Volcanic Island

The Volcanic Guitar of Yasuhiro Usui

Japanese guitarist Yasuhiro Usui is the man behind the Nagoya Version of the Satoko Fujii Orchestra, the wildest version of this Orchestra. Last year, Usui produced and released, on his own label, the Orchestra’s first release (Nagoyanian, Bakamo, 2004), and managed to charge it with tons of eccentric and manic energy. Usui is also a frequent collaborator of highly creative musicians including reed player Ned Rothenberg and vocalist Phil Minton. Now he has released two more discs through his new label, that document his meeting with guitarist Elliot Sharp and the collaborative Nagoya-based trio, Okidoki.

(By Eyal Hareuveni)


What a noisy heaven. Usui and Sharp could not find a better title for this documentation of their volcanic meeting that was recorded in New York in July 2003. Sharp, on the right channel, and Usui, on the left channel, create so many stormy noises and seismic eruptions on their electric guitars, grinding the strings, pushing them into feedback cacophony, sliding them with obscene objects, and provoking a lot of mysterious sound terrains; all done so intensely that you need
The six tracks are built in almost organic manner. The two guitarists feel in the dark for similar lines, and than delve head-on into them, daring to experience any avenue and welcome any mysterious sound. The outcome is somewhere between the spontaneous improvisations of Derek Bailey and the free-form metallic wall of sounds of Keiji Haino, with whom Sharp has performed in the past. Their open and swift communication is another reason to enjoy this clamorous summit. This disc is certainly not for the faint of heart, but is very satisfying for the fierce ones.

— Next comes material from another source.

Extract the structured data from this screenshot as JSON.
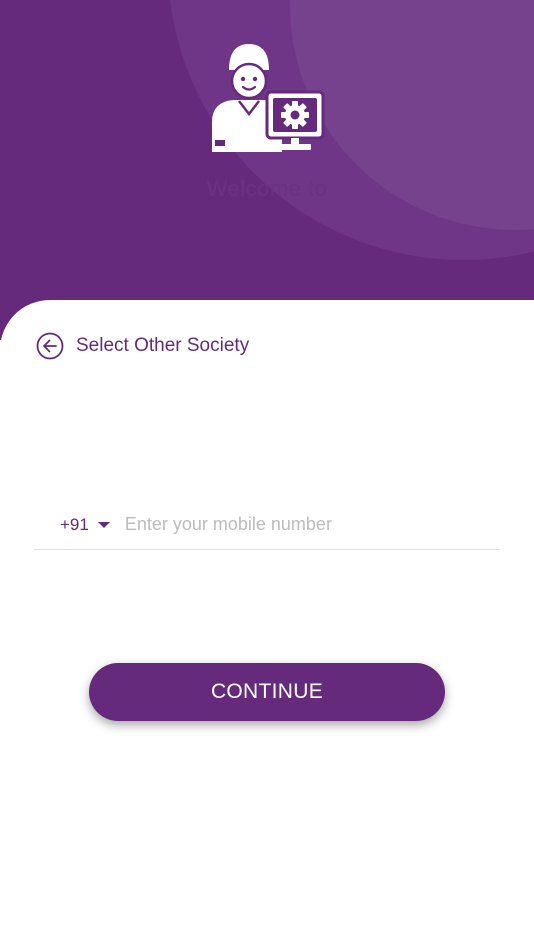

JAZZ TOKYO 2005年 09月 09日

Strangely enough for the slinger that he is, the things I like least in Sharp’s oeuvre are his efforts with other
guitarists – I still remember a double whammy of disappointment from the GTR OBLQ trio with David Torn and Vernon Reid, firstly on the CD and then in concert. Unfortunately, Volcanic Island confirms this theory with a series of electric duets (not too well recorded either, with an unpleasantly muffled / distorted sound) that consist of little more than tentative accumulations of tension which never seem to find a target to explode on. The excessive stereo separation between the instrumentalists accents the lack of coherent interplay, as if each player was intent on noodling with his back turned to the other, trying without success to find something of interest. It sounds at times like some cheap cassette made by youngsters and, not having heard Usui until now, I can safely declare that Sharp should try to keep stuff like this off the market and keep his higher profile immaculate. If you really want to appreciate Elliott Sharp’s six-string mastery, go instead for Quadrature.-MR

何かの音楽を連想する奏法や音の連なりを回避する事によって何処にも属さない即興が「フリー」だとするなら、あらゆる奏法やイディオムを抱え込む事 によって、結果的に何処にも属さない即興もまた「フリー」だと言える。ディストーションを効かせて歪んだ音色が魅力のロック・ギターを取り込んで、時に ハード・ロックやブルースロック、プログレッシヴ・ロックの領域に踏み込みながら、どのフィールドからも「フリー」なギタリストの存在はもっと注目されて 良いと思う。鬼怒無月しかりマルク・デュクレしかりスコーチ・トリオしかり。そしてエリオット・シャープもそのひとりと言えるだろうか。
昨年(2004年)7月に二人のデュオを稲毛『キャンディ』で聴いた時は、シャープのチリチリとした即興が前面に出ると臼井がパースペクティヴのある静か な音の壁を「背景」に置いたり(本CDのトラック4や5の前半がそれに近い)と、繊細で彩りのある時間が現出して、その「音響」に引き込まれる思いを抱い た。一方、一昨年(2003年)に吹き込まれた本CDでは、シャープにギザギザと突っかかり、まとわりついてゆく臼井の果敢さがひとつの聴きどころになっ ている。